*** LISTED ENTRIES ***

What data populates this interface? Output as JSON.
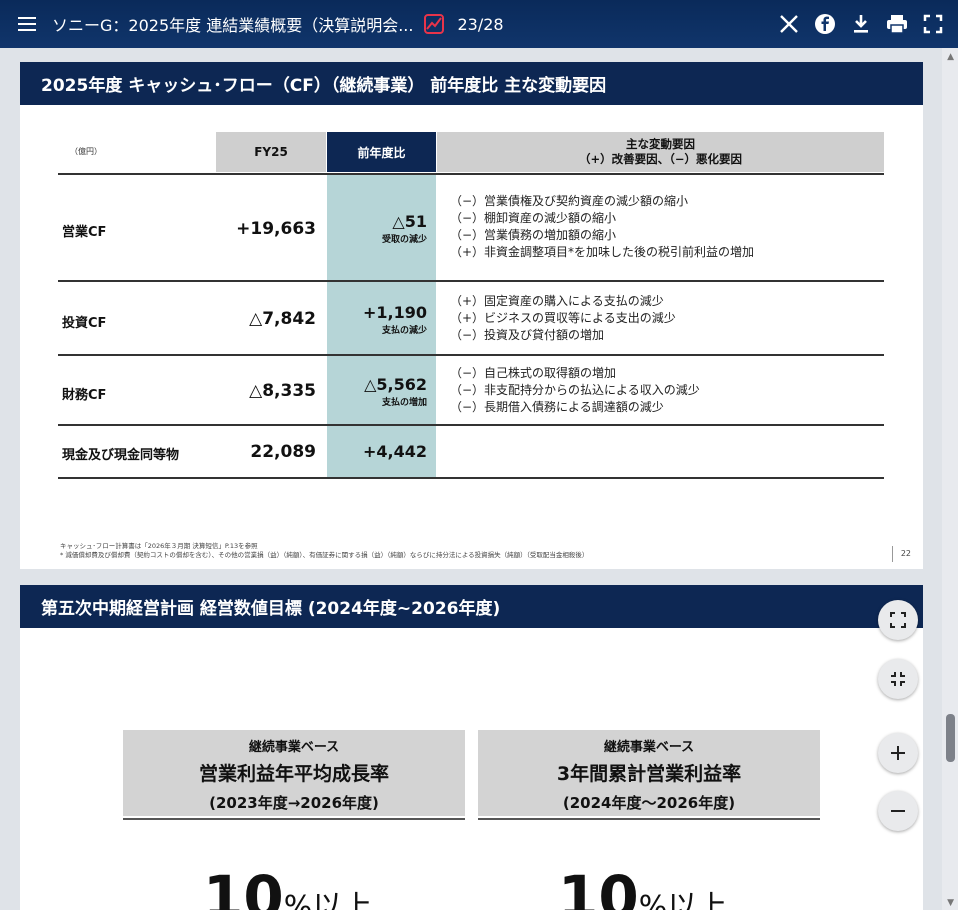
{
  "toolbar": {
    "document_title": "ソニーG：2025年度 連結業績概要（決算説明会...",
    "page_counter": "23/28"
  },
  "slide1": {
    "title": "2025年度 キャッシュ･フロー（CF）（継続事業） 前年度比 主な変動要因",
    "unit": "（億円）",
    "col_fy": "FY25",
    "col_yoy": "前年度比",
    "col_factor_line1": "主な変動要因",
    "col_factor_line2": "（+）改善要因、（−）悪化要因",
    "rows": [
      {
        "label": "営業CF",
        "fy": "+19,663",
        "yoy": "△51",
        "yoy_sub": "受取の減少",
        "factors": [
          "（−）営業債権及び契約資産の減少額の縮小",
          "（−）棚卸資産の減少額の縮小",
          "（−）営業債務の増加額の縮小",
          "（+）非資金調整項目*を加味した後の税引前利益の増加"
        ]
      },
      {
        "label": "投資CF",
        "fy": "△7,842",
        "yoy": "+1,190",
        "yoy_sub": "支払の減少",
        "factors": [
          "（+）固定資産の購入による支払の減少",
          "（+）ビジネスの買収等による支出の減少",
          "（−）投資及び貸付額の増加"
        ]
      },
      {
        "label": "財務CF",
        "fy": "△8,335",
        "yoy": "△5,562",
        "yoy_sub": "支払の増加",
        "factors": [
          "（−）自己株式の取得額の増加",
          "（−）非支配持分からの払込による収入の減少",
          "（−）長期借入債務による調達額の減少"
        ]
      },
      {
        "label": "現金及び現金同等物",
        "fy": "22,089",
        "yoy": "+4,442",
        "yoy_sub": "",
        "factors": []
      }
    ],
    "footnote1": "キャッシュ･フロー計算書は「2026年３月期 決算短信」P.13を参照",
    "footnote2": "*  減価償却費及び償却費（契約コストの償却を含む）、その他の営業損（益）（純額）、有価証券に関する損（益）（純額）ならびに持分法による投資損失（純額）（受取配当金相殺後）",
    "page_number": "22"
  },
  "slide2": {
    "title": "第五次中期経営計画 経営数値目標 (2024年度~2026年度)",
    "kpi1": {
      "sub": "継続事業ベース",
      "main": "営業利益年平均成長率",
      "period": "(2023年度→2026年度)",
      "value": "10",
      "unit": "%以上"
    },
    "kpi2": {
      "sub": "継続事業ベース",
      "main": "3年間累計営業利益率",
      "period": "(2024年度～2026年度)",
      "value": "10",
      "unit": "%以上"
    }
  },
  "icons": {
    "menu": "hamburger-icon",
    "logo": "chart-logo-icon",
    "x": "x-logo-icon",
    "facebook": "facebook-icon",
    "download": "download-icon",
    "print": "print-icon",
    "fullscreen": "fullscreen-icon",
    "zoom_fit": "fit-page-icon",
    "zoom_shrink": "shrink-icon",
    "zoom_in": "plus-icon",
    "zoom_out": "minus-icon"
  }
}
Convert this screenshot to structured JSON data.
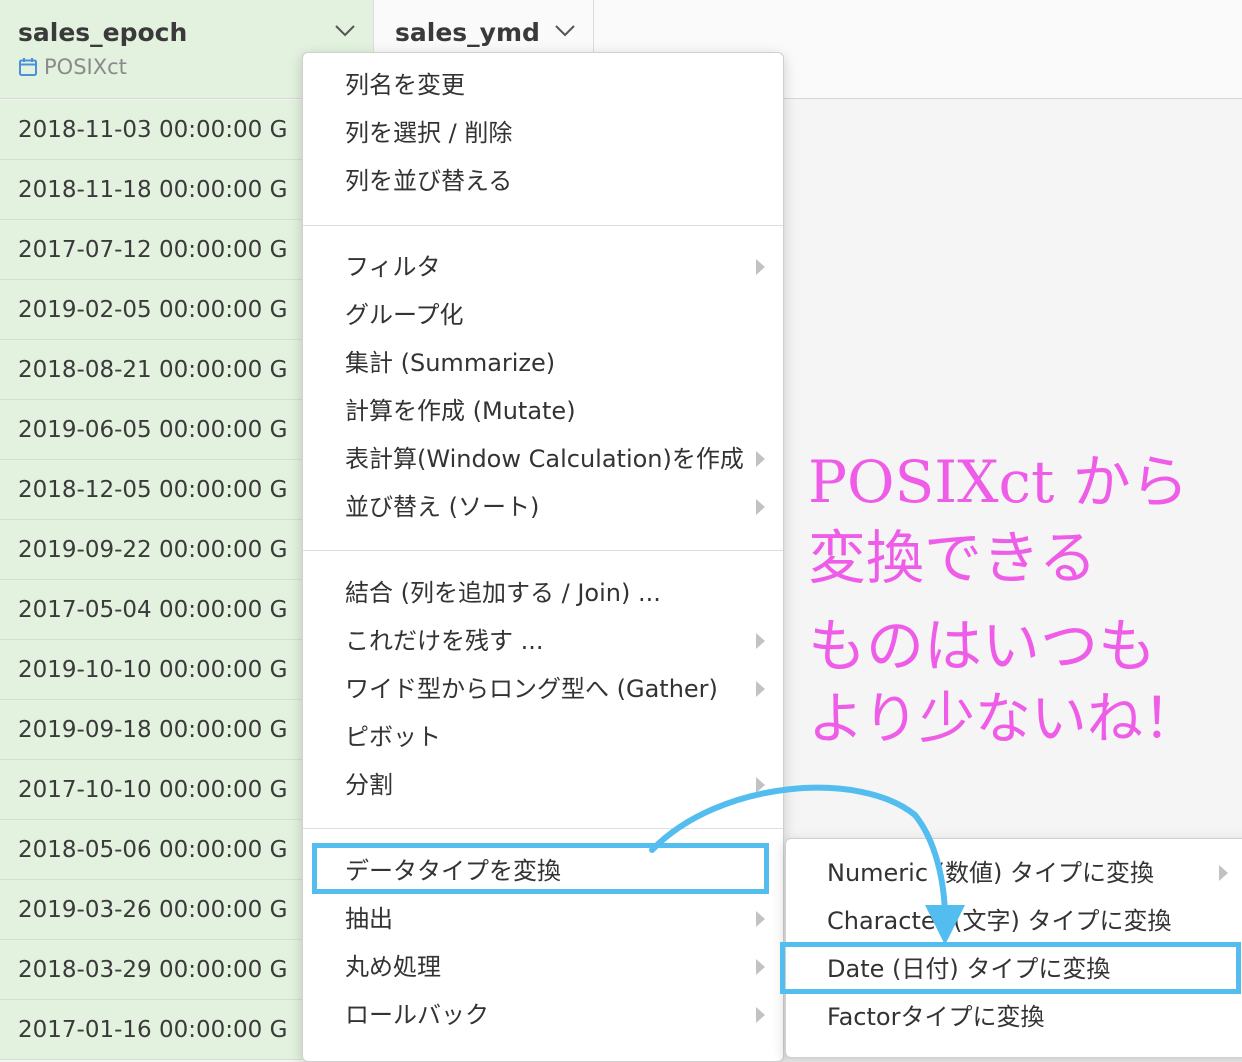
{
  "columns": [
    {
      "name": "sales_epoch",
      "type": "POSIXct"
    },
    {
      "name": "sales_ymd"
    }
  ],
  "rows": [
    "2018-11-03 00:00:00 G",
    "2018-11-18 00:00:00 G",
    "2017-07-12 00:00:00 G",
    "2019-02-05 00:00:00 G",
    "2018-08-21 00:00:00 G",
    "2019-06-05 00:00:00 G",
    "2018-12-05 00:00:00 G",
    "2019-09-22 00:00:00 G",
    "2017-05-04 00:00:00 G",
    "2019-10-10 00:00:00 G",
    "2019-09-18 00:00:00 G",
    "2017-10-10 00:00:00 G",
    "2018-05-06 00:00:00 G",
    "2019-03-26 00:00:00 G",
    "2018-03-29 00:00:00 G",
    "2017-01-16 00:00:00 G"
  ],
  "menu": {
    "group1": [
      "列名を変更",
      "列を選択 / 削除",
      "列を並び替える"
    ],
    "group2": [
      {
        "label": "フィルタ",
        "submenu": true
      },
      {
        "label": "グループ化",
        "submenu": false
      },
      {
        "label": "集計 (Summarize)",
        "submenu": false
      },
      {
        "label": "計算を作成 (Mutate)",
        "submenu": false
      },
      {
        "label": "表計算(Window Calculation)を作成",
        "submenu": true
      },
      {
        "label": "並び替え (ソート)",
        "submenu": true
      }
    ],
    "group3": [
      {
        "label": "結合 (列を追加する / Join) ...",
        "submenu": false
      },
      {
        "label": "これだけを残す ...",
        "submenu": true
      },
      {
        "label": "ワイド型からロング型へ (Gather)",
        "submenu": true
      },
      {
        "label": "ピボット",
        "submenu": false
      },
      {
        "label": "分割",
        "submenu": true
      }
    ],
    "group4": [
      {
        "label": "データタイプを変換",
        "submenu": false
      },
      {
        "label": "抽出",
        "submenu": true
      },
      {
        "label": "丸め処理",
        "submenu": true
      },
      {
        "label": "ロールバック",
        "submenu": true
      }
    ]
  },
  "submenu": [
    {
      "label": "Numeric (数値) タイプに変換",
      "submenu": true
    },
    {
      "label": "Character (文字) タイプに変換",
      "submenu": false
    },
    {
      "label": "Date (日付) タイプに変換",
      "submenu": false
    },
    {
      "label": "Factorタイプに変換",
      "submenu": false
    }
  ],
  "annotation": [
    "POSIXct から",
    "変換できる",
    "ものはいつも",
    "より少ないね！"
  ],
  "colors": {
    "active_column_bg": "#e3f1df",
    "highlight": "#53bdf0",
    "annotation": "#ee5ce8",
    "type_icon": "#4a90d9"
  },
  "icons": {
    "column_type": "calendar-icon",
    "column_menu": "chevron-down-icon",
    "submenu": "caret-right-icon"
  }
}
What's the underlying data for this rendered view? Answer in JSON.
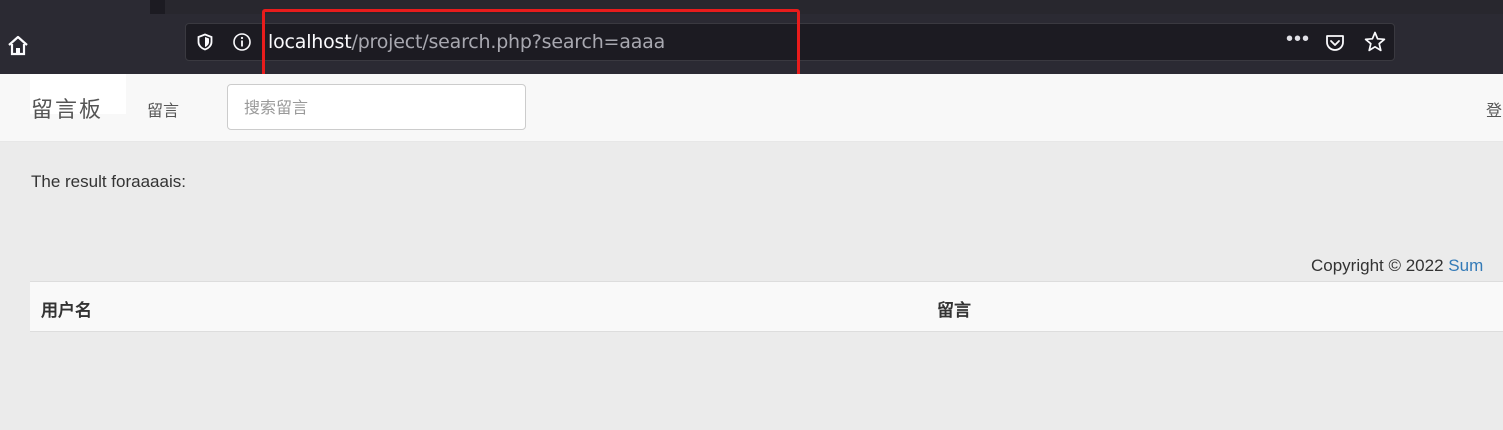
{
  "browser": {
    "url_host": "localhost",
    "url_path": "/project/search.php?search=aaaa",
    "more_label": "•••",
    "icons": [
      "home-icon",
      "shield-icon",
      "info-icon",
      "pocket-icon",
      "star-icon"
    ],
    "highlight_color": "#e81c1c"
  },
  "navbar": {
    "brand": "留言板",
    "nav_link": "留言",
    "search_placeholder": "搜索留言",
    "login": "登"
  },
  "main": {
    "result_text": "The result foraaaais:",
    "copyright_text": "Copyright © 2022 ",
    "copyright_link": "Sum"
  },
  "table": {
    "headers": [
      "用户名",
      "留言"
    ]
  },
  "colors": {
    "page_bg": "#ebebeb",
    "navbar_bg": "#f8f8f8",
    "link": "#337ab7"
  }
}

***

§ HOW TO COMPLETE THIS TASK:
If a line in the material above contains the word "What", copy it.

§ FINAL ANSWER:
What data populates this interface? Output as JSON.
What's the underlying data for this rendered view? Answer in JSON.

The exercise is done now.